Crowd-sourcing Ideas for IWMW 2009
Posted by Brian Kelly on 25 February 2009
In a trip report on the Institutional Web Managers Workshop 2008 Andy Stewart was full of praise for the event: “it was absolutely fantastic“. Andy went on to say that although “The plenaries, parallel sessions, discussion groups and social events are all extremely useful in their own right” for him “it’s the inspiration and sense of belonging that one feels during and after the conference I think makes the difference“.
We’re currently inviting proposals for this year’s event, IWMW 2009, which will be held at the University of Essex on 28-30th July 2009. Last year we providing an innovation competition and encouraged developers to make use of the data provided by the university of Aberdeen, Bath and Edge Hill University. This encouragement for openness within the community was welcomed by Andy:
“One theme which stuck out above all, to me, was that of transparency through initiatives to open up our information allowing others to do what they feel with it“.
We are looking to build on this culture of openness. So this year rather than simply inviting submissions for talks and workshop sessions to be sent to the chair of the event (my colleague Marieke Guy) we are using the Ideascale service in order to crowd-source suggestions for content at the workshop.
We’re doing this to allow potential participants and other interested parties to provide suggestions on topics they’ve like to see covered at the address (as well as provide other more general suggests for the event – such as what type of social event we should provide). Doing this in this open fashion, as illustrated below, enables participants to become more active participants in the processes of putting together the programme for the event.
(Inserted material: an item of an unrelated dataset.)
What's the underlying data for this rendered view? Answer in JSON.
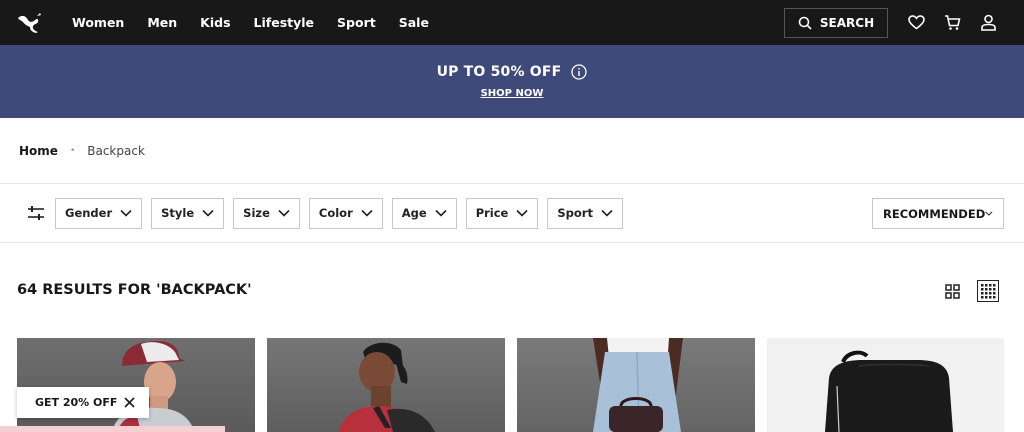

Now we have to be honest and admit that we can’t guarantee that the most popular options will necessarily be provided or that seemingly unpopular topics won’t be covered. But at least everybody will have had the opportunity to participate in this process. And this is also a learning process for ourselves – in retrospect we realise that the suggested titles should have been neutral in tone, rather than the provocative title which could be suited for a session itself (we don’t know if people are voting on the sentiment expressed in the title or on whether the topic should be addressed at the workshop).
And I’m not sure what the usage statistics are meant to be saying. It doesn’t seem likely that 16 users have cast 1018 votes!
But if you have views on topics which members of institutional Web management teams should be discussing feel free to provude your suggestion. Now this won’t be regarded as a submission to the event, but if you would like to give a talk or run a session at this year’s event details of how to submit proposals are available on the IWMW 2009 Web site.